There was, in addition, a more personal reason.
Apple had invested in Adobe in 1985, and together the two companies had launched the desktop publishing revolution.
"I helped put Adobe on the map," Jobs claimed.
In 1999, after he returned to Apple,
he had asked Adobe to start making its video editing software and other products for the iMac and its new operating system, but Adobe refused.
It focused on making its products for Windows. Soon after, its founder, John Warnock, retired.
"The soul of Adobe disappeared when Warnock left," Jobs said.
"He was the inventor, the person I related to. It's been a bunch of suits since then, and the company has turned out crap."
When Adobe evangelists and various Flash supporters in the blogosphere attacked Jobs for being too controlling,
he decided to write and post an open letter.
Bill Campbell, his friend and board member, came by his house to go over it.

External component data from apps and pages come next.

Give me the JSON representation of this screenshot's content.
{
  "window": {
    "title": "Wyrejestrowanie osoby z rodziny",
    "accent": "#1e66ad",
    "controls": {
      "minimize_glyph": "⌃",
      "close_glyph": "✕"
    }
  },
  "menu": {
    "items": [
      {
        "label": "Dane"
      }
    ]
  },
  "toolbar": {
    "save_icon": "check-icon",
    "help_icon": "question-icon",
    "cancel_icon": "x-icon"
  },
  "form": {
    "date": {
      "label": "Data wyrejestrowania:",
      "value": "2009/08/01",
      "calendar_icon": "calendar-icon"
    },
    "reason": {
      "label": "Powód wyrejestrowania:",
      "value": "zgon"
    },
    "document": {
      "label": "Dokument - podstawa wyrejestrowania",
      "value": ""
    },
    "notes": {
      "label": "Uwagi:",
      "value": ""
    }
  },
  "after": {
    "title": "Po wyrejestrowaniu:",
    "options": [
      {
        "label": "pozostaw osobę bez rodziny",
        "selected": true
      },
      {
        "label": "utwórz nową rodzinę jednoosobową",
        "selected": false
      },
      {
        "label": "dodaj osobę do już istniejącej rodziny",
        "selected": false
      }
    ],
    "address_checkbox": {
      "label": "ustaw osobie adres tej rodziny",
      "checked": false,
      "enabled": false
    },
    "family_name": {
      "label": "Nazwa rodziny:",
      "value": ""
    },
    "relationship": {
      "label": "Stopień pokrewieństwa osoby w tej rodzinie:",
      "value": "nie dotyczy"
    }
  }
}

"Does it sound like I'm just trying to stick it to Adobe?" he asked Campbell.
"No, it's facts, just put it out there," the coach said.
Most of the letter focused on the technical drawbacks of Flash.
But despite Campbell's coaching, Jobs couldn't resist venting at the end about the problematic history between the two companies.
"Adobe was the last major third party developer to fully adopt Mac OS X," he noted.
他指出：“Adobe是最后一家完整采纳Mac OS X标准的大型第三方软件开发商。”
Apple ended up lifting some of its restrictions on cross-platform compilers later in the year,
and Adobe was able to come out with a Flash authoring tool that took advantage of the key features of Apple's iOS.
It was a bitter war, but one in which Jobs had the better argument.
In the end it pushed Adobe and other developers of compilers to make better use of the iPhone and iPad interface and its special features.